Sunday, 12 April 2015

Beauty And The Beast

March saw me plucking little flower bunches off of the grapefruit tree in my neighbor's yard and putting it in a jar filled with water in my kitchen. Such a beautiful and fragrant setting! Excited, I tried putting the jar in various possible places but could not decide where it looked most beautiful. The next morning as I walked in into the kitchen, it was so fragrant that I had to ask my husband if he had sprayed air freshener. But frankly, no room freshener can be so fresh and so beautifully fragrant like citrus flowers that have the perfect combination of freshness and limey fragrance.
I came across these lovely flowers during an evening walk. This time of the year is the best when one does enjoy a peaceful and long evening walk, especially people like me who find it extremely difficult to rise early in the morning and go for a walk. This season is the best because of the right temperature and humidity and presence of the right kind of flora and fauna. And a right combination of all these factors is very important to pull this lazy woman out of her reverie and set her on her feet to do the needful i.e. take a walk. But along with all this beauty, we have our share of beasts in the area too.

This is the road to my home. My house is so well hidden behind a row of bungalows and trees that people have difficulty finding my house. It has that haunted forest look about it that forbids faint  of heart from walking alone on this road at dusk. It is situated at an extreme end of this residential area, on the edge of a forest which is separated from our house by a deep gorge, and considering the presence of wild animals in this area, this little separating factor is a boon. 
I had once mentioned how a leopard was once spotted at the edge of my lawn (Read Here). Appearance of leopards and wild boars is not uncommon in this area and thus we always finish our walks before the fall of darkness. During these walks or while I am sitting in the lawn, I keep my eyes and ears open and stare at the side bushes as if something will jump out of it instantly. Falling leaves and small birds and squirrels make me jump, however I consider myself brave once I am inside my home. My maid finishes her work and leaves before dark and when my husband, who has set up a study room in the outhouse, goes there to study late at night, I always insist that he should carry at least a hockey stick, which he sometimes does, if only to keep me quiet.
Coco is not allowed to play alone outside, even during the day and presence of an adult is mandatory. These are a few rules that we try to follow in order to stay safe.

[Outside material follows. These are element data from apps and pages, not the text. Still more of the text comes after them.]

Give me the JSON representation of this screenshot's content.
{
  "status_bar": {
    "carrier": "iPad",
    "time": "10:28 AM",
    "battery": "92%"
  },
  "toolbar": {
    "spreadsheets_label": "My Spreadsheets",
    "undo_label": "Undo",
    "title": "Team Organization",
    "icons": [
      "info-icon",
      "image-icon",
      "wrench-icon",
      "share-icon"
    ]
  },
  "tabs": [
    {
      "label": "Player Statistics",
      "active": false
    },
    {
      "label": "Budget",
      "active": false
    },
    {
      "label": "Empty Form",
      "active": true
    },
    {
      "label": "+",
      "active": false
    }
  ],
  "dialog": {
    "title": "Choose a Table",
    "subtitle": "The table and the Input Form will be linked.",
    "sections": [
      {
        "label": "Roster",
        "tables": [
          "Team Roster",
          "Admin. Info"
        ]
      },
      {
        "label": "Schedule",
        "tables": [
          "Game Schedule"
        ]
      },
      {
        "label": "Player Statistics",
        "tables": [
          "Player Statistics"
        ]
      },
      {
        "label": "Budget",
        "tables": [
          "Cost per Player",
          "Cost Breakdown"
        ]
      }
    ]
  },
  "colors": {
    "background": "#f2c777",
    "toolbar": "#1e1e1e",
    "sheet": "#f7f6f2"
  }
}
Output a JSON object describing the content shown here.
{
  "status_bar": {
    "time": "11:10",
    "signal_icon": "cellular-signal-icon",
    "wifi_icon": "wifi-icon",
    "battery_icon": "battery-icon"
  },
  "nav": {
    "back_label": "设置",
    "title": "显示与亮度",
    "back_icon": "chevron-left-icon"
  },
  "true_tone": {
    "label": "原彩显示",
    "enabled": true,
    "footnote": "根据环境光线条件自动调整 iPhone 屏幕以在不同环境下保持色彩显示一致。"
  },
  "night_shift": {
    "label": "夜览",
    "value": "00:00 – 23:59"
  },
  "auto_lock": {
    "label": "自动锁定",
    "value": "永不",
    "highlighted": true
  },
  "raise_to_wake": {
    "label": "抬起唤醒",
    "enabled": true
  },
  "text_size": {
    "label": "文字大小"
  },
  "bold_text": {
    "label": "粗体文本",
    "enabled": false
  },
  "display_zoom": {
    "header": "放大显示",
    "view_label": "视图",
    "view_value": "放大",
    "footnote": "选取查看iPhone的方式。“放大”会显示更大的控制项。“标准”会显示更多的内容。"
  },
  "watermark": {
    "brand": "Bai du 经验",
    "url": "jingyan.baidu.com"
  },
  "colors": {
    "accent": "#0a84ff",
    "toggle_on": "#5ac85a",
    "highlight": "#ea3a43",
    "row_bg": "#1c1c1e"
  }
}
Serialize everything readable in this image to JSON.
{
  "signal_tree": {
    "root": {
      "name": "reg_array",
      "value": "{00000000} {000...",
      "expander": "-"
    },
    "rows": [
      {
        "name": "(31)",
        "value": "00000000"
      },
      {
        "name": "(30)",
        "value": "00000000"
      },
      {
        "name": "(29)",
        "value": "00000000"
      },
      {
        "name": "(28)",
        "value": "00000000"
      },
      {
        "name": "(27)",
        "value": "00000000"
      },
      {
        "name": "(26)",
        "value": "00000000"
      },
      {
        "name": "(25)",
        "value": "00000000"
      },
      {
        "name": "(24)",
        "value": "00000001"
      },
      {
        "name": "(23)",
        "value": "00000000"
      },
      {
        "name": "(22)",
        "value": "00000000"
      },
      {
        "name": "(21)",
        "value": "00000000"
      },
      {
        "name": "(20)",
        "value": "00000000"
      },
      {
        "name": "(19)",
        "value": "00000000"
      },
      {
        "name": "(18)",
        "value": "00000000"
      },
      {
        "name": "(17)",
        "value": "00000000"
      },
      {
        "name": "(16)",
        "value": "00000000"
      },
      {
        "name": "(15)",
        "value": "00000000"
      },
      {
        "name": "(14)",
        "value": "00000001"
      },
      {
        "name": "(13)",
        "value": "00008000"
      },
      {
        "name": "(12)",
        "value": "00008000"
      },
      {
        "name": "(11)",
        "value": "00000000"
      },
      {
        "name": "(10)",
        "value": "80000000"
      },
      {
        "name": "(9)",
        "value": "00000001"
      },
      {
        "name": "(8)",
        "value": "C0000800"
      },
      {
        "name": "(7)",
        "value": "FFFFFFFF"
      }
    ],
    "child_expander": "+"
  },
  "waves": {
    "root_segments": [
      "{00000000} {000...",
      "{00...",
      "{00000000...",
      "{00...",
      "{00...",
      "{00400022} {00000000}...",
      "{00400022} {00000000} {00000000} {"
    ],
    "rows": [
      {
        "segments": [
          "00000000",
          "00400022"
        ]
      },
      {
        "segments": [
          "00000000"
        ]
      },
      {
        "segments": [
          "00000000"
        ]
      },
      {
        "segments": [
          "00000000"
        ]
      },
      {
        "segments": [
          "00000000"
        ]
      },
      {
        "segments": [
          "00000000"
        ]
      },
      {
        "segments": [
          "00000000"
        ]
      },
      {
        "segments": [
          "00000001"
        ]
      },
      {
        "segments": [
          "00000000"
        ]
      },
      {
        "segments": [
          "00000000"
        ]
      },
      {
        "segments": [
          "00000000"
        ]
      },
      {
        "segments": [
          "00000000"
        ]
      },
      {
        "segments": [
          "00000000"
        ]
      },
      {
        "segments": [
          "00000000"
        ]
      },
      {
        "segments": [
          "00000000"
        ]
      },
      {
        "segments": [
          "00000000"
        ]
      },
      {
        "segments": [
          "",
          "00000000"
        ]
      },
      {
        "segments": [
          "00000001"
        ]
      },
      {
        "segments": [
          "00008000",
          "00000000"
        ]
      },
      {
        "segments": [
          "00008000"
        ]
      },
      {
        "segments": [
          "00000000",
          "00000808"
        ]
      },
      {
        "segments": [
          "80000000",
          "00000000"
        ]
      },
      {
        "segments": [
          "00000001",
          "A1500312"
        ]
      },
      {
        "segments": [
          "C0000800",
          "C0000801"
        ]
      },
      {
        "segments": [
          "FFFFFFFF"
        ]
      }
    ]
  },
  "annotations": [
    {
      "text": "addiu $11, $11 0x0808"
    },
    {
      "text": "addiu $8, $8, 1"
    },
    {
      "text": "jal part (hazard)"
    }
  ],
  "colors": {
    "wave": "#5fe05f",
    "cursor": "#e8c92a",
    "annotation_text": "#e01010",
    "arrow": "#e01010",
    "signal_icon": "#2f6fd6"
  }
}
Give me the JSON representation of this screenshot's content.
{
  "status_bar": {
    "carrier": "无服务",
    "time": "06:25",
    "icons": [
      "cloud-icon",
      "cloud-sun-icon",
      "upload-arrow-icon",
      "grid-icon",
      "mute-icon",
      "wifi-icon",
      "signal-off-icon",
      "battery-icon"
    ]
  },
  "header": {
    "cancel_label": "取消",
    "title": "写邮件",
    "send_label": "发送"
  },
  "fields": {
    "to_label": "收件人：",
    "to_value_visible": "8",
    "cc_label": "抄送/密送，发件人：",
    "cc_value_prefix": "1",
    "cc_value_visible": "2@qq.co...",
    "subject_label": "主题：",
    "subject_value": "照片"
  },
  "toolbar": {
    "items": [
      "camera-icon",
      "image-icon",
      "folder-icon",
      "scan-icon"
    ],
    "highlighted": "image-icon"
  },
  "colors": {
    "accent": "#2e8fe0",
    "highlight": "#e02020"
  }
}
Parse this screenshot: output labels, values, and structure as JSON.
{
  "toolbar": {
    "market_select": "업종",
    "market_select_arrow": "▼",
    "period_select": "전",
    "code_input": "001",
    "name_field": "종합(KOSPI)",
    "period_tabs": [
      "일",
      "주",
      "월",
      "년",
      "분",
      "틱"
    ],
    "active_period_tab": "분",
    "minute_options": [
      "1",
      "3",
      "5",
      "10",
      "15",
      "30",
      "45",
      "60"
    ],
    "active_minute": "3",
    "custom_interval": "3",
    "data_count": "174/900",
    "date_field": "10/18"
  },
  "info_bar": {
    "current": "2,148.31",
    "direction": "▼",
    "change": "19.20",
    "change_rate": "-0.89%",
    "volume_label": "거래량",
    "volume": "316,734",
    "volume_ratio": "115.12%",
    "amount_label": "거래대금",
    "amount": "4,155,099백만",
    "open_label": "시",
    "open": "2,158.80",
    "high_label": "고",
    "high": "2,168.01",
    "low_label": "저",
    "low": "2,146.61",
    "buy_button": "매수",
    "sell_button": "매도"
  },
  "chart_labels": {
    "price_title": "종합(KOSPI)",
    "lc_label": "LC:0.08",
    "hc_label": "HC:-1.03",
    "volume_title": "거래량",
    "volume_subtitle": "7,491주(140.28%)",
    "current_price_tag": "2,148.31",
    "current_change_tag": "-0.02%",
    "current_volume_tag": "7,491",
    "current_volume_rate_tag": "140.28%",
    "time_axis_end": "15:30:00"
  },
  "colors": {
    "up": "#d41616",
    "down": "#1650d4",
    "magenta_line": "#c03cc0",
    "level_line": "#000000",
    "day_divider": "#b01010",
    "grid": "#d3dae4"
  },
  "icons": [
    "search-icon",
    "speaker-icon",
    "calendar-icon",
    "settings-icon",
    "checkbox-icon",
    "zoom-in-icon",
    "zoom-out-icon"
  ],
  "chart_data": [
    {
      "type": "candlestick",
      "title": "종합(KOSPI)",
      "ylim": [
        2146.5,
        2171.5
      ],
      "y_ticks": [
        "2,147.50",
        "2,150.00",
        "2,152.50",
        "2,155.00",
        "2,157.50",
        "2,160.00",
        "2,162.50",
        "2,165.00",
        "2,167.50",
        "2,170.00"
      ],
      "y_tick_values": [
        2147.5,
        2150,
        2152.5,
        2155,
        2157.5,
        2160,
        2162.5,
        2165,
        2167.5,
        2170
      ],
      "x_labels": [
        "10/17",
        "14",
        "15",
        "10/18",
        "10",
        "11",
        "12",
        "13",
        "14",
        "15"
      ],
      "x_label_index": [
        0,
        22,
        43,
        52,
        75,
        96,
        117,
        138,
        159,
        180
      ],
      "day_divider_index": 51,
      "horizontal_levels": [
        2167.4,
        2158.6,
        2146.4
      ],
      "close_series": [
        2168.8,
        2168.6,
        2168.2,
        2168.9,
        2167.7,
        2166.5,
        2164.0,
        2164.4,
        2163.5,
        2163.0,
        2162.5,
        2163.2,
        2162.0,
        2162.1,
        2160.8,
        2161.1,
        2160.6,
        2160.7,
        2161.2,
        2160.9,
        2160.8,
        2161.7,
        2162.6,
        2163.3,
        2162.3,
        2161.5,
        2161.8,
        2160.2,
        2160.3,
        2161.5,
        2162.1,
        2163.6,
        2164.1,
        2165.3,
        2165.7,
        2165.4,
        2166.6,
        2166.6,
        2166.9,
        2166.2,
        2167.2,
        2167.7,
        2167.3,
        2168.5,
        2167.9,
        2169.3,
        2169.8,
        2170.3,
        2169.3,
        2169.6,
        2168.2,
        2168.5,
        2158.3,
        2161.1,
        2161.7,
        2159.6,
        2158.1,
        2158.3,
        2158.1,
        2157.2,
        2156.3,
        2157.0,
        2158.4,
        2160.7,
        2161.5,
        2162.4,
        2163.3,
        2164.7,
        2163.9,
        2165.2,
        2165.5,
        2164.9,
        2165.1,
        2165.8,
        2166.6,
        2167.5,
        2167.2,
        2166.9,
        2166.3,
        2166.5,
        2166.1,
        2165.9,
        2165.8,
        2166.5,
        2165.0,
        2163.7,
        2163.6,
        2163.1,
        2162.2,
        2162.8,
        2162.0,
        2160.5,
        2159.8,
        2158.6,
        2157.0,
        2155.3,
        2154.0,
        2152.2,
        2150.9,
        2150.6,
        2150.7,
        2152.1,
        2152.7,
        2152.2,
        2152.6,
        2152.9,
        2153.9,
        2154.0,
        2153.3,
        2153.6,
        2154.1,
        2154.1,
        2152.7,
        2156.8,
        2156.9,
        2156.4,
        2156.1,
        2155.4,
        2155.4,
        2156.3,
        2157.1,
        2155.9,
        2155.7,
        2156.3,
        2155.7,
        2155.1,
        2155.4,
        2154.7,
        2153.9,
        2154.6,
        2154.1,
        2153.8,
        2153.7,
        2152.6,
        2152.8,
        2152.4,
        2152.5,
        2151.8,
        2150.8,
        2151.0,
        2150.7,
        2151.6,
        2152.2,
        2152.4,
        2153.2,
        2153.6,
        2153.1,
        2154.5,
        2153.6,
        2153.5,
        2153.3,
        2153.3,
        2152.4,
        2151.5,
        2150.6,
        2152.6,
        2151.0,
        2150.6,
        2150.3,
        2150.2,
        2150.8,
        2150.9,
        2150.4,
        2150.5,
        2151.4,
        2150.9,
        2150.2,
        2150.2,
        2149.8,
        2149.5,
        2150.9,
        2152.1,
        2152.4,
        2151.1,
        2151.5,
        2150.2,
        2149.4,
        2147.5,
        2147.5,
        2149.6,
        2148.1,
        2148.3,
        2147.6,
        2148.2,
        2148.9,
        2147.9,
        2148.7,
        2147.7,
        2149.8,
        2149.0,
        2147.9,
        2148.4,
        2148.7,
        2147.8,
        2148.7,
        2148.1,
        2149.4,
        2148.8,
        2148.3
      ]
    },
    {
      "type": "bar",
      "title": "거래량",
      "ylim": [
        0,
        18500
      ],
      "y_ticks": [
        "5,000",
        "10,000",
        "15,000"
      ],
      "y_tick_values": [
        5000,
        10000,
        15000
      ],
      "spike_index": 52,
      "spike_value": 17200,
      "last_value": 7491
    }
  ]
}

Even after repeated requests, warnings and even threats, my husband does not always close the screen door behind him when he leaves while I am resting, and I grind my teeth when I see it wide open to the world. What if someday, the leopard invites itself to my kitchen for an afternoon snack, the main ingredient of the snack being me? After all, it regularly keeps appearing in backyards and side alleys and lawns. 

Then one day in mid-March, started the spell of terror with the above news from a neighboring colony, in which a leopard dragged a teenager to nearby fields when she went out of her house after dusk, and left her dying after local people rushed to the site. The girl died later, and her death triggered a little public upheaval to the forest authorities, who then roped in a team of hunters, and the leopard was killed a few days later. 
The incident left us all terrorized and shaken and so much more alert. Earlier we used to talk jokingly about the leopard, or gossiped about its appearance in thrilled voices. Now, when it seemed to cloud our lives with the threat of getting hurt or even dying, and we narrowly dodged the encounter with fear, the jokes and the thrill turned into contemplative questions of life and death. Biggest of them all is: who killed whom? Man or leopard?